I’m R87914. Even though I’m no longer in prison, that number, just like my social security number and name, will never change. I’m also a proud mom and a new one at that. There were no balloons or cards, no flowers or family allowed in the delivery room at the time of my daughter Aniela’s birth.
The prison where I was incarcerated wouldn’t allow mothers-to-be to go into labor naturally. Too inconvenient. Each birth was scheduled ahead of time. Mothers were not told until the morning of their scheduled labor day that they were being taken to the hospital and induced. Families of the women were not told until after the baby was born; a three-minute phone call was allowed after the birth, per discretion of the officer.
During my 36 hours of labor, an officer would sit on the couch, and watch me, and make occasional small talk and sometimes even pretend like they cared. Their shift, just like any other person’s, would end and eager to go home, they would leave, a new officer would walk in.
Pregnant women in Illinois and a few other states are not allowed to be shackled, only handcuffed. I can’t imagine having to waddle in shackles eight or nine months pregnant. But so many of the guards in Illinois complain about not being able to use the shackles during pregnancy.
After birth, women can be shackled — regardless of any pain from stitches one may have, or the women with C-sections. Once the baby is born, all restraints are once again an option, per discretion of the officer.
So, there I was. Still in tears, both from being happy and also in pain, with my first born in my arms, an officer still on the couch and my feet shackled to the hospital bed, all the time knowing that in less than 48 hours my daughter would be taken from my arms and I would be driven back to the prison, handcuffed and shackled the entire ride.
I cried the whole drive back to the prison after I was pulled away from my daughter. I closed my eyes and just tried to keep seeing her face.
Although I could not breastfeed my daughter, I was the first person in my prison to be able to pump milk while incarcerated. Before that, the Illinois Department of Corrections said that any kind of breastfeeding or pumping by inmates was out the question. They said a breast pump was a safety risk. But after a struggle, activists finally got the Department of Corrections to allow breast pumps in Logan Prison. Until I started last year, using a breast pump in an Illinois prison without the baby being at the facility had never been done.
Still there was no funding for a breast pump. Further efforts led to the donation of three breast pumps, along with the other supplies needed to save and freeze milk.
So, when I got back to prison, there were two of us women who had just given birth the day before. I chose to use a breast pump and send home milk. She decided against it when we found out that if we used the breast pump, we would be restricted to staying only in the health care unit of the prison until further notice. (In some ways, that was kind of living in a prison inside of a prison.)

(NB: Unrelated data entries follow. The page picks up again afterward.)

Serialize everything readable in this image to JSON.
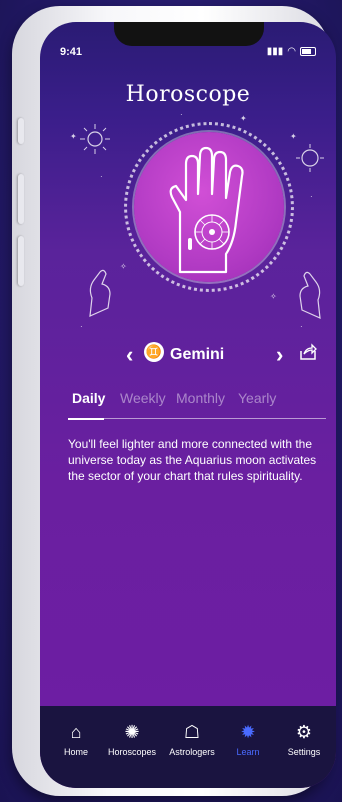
{
  "status": {
    "time": "9:41"
  },
  "header": {
    "title": "Horoscope"
  },
  "sign": {
    "name": "Gemini",
    "symbol": "♊"
  },
  "tabs": [
    {
      "label": "Daily",
      "active": true
    },
    {
      "label": "Weekly",
      "active": false
    },
    {
      "label": "Monthly",
      "active": false
    },
    {
      "label": "Yearly",
      "active": false
    }
  ],
  "content": {
    "description": "You'll feel lighter and more connected with the universe today as the Aquarius moon activates the sector of your chart that rules spirituality."
  },
  "nav": [
    {
      "label": "Home",
      "icon": "home-icon",
      "active": false
    },
    {
      "label": "Horoscopes",
      "icon": "zodiac-wheel-icon",
      "active": false
    },
    {
      "label": "Astrologers",
      "icon": "astrologer-icon",
      "active": false
    },
    {
      "label": "Learn",
      "icon": "bulb-icon",
      "active": true
    },
    {
      "label": "Settings",
      "icon": "settings-gear-icon",
      "active": false
    }
  ],
  "colors": {
    "accent": "#4a6bff",
    "background": "#6a1fa0",
    "circle": "#b23bc4"
  }
}
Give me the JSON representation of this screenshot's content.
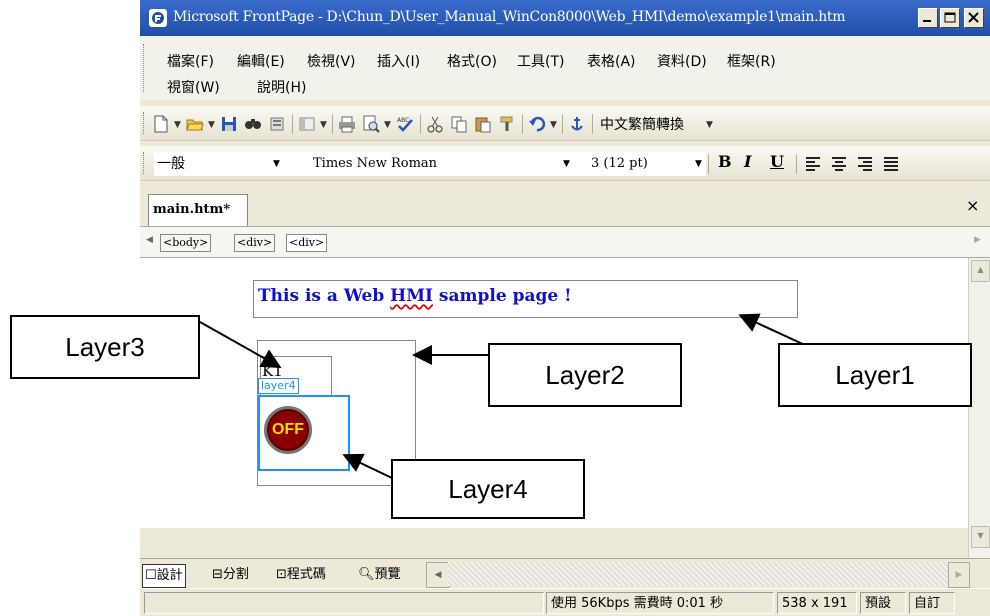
{
  "window": {
    "title": "Microsoft FrontPage - D:\\Chun_D\\User_Manual_WinCon8000\\Web_HMI\\demo\\example1\\main.htm",
    "accent": "#1f4fa7"
  },
  "menu": {
    "row1": [
      "檔案(F)",
      "編輯(E)",
      "檢視(V)",
      "插入(I)",
      "格式(O)",
      "工具(T)",
      "表格(A)",
      "資料(D)",
      "框架(R)"
    ],
    "row2": [
      "視窗(W)",
      "說明(H)"
    ]
  },
  "toolbar": {
    "icons": [
      "new-page-icon",
      "open-folder-icon",
      "save-icon",
      "find-icon",
      "print-preview-icon",
      "publish-icon",
      "print-icon",
      "preview-icon",
      "spelling-icon",
      "cut-icon",
      "copy-icon",
      "paste-icon",
      "format-painter-icon",
      "undo-icon",
      "hyperlink-icon"
    ],
    "convert_label": "中文繁簡轉換"
  },
  "format_bar": {
    "style_value": "一般",
    "font_value": "Times New Roman",
    "size_value": "3  (12 pt)",
    "bold": "B",
    "italic": "I",
    "underline": "U"
  },
  "document": {
    "tab_label": "main.htm*",
    "close_glyph": "×",
    "breadcrumbs": [
      "<body>",
      "<div>",
      "<div>"
    ]
  },
  "canvas": {
    "banner_prefix": "This is a Web ",
    "banner_hmi": "HMI",
    "banner_suffix": " sample page !",
    "k1_label": "K1",
    "layer4_label": "layer4",
    "button_label": "OFF",
    "button_color": "#8b0000",
    "button_text_color": "#ffd700",
    "selection_color": "#1e90ff"
  },
  "views": {
    "design": "設計",
    "split": "分割",
    "code": "程式碼",
    "preview": "預覽"
  },
  "status": {
    "speed": "使用 56Kbps 需費時 0:01 秒",
    "dimensions": "538 x 191",
    "default": "預設",
    "custom": "自訂"
  },
  "annotations": {
    "layer1": "Layer1",
    "layer2": "Layer2",
    "layer3": "Layer3",
    "layer4": "Layer4"
  }
}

For the next month and a half, I stayed in the health care unit and pumped every two to three hours — that is, of course, after we were done mixing up pieces to the different pumps and finally got one of them set up correctly. I had a picture of my daughter that had been taken at the hospital, and I looked at it while I pumped. I labeled bags of breast milk with the time and date, and every two weeks my family would have to drive four hours to the prison and pick them up, which ended up not really being possible. Milk would be wasted if it was brought out before visitors were allowed to leave. All visitors need to be escorted in and out of the prison at set times, and no coolers can be brought in to help preserve the milk, so some of the milk was spoiled. On top of this, for most women, it is not possible for their families to come and pick up breast milk.
I was taken out of the health care unit after a month and a half. The breast pump stayed in the health care unit. I was allowed to go there every three hours during the day, but I was not allowed to go at night. That meant I couldn’t pump at night. A month after that happened, I stopped being able to produce milk, not long before I went home to my baby. That felt like a lot of pumping for no reason. In the end, I was not able to breastfeed my daughter when I came home.
Here’s another thing that’s important to mention: After I was taken out of health care, one day they called me back in. Another woman was about to start using the breast pump. They called me in to find out how to put the second breast pump together. It wasn’t because I knew a lot about setting up a breast pump — it was because they knew so little. There was no one at the prison who could really support people in using the pump.
So, it’s a good thing that breast pumps are now allowed at the prison, but it’s not enough. If they even had one person in the prison who knew what they were doing, and knew what was going on, it would make a difference. It wouldn’t need to be someone’s full-time job. More people just need to know what’s going on. When I told the male guards, “I need to use the breast pump,” they laughed at me and had no idea what I was talking about. Also, prisons need reliable pumps that are not old, donated pumps with scattered pieces, and mothers need to have access to the pump at all times.
But also, when it comes down to it, my question is why we need to be thinking about breast pumps in prison in the first place. Why are all these moms sitting in prison when their babies are on the outside missing them?
If new mothers are incarcerated, they need to have access to breast pumps. But really, no breast pump can replace being with your baby. No one should ever have to be handcuffed, shackled and pulled away from their newborn child.
Note: This essay was written in 2014.
Truthout has launched the Keeley Schenwar Memorial Essay Prize, which will be awarded to a formerly incarcerated writer. More information is here.